The Robert G. Porter scholarship is now accepting applications. It offers four 4-year, $8,000 post-secondary scholarships to students who are dependents of AFT members, as well as 10 one-time $1,000 grants to AFT members to assist with their continuing education.
The AFT Robert G. Porter Scholars Program for high school students is open to graduating high school seniors.
Applicants must have at least one parent or legal guardian who is an AFT member.
The AFT member whose child or legal dependent applies for a scholarship must be a member in good standing for at least one year.
Children or legal dependents of AFT national, state or local union staff are not eligible for this scholarship opportunity.
Certain restrictions, limitations, and qualifications apply to these grants. Additional information and eligibility criteria can be obtained at UnionPlus.org/Assistance.
Another card option is available.
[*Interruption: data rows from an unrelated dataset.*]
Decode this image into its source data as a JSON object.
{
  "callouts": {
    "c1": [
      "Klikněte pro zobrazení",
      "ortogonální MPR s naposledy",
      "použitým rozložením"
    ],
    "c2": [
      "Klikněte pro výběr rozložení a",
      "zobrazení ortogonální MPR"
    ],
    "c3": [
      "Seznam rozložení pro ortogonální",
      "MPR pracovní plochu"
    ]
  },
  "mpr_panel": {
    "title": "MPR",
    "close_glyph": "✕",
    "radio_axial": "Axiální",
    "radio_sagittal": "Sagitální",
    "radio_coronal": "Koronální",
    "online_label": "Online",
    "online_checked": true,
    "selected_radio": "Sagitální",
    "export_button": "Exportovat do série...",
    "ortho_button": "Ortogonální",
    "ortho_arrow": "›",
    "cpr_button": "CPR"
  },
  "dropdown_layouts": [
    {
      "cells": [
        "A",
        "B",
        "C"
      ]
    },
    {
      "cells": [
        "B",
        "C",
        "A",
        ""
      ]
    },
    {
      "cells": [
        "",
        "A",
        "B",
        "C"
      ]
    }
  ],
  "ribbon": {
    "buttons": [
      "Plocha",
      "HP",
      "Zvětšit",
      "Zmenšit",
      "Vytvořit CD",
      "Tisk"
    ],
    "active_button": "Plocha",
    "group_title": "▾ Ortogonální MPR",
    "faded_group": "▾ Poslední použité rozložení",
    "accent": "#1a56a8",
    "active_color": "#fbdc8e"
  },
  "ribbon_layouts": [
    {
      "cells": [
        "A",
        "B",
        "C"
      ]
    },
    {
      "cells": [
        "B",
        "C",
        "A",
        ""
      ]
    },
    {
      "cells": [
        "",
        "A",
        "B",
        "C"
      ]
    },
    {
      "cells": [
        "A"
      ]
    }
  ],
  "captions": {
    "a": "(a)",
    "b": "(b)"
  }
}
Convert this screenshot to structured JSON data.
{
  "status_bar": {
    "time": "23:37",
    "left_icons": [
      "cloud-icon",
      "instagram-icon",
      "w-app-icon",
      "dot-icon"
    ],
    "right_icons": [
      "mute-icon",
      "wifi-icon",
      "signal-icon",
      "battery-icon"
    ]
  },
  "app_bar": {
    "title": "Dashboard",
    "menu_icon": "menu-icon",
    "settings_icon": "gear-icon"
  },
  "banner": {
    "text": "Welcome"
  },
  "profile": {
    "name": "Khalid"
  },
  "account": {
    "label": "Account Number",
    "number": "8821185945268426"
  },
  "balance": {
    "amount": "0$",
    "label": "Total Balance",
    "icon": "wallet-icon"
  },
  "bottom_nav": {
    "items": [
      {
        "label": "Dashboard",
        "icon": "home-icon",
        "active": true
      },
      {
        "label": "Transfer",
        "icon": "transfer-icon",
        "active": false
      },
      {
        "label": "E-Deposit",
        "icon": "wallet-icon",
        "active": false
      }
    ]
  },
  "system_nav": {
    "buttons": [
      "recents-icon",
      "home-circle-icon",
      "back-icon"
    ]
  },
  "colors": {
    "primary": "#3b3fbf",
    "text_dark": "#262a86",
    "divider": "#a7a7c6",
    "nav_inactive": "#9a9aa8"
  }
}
Credit approval required. Terms & Conditions apply. Union Plus Credit Cards Issues by Capital One, N.A. The MasterCard Brand Mark is a registered trademark of MasterCard International Incorporated.
Local 212 Executive Board Meeting Monday, February 3, 2014
Union office @ 4:15p.m.
Local 212 General Membership Meeting Thrusday, January 30, 2014
West Campus, Room 117 @ 4:15 p.m
Local 212 Social Solidarity Event:
Milwaukee Admirals vs. Grand Rapids Griffins
Saturday February 1, 2014
BMO Harris Bradley Center @ 7:00 p.m.
Tickets: $16 for adults and $13 for children Featuring the UW Badger Band playing throughout the game and then a "show" on the ice afterwards.
Deadline to purchase: Wednesday, January 29th
Form more information, please call the Union office (414)765-0901 Click here for order form.
More than 100 AFT Local 212 members and their families march for living wages, citizenship and union rights on Labor Day, September 2, 2013.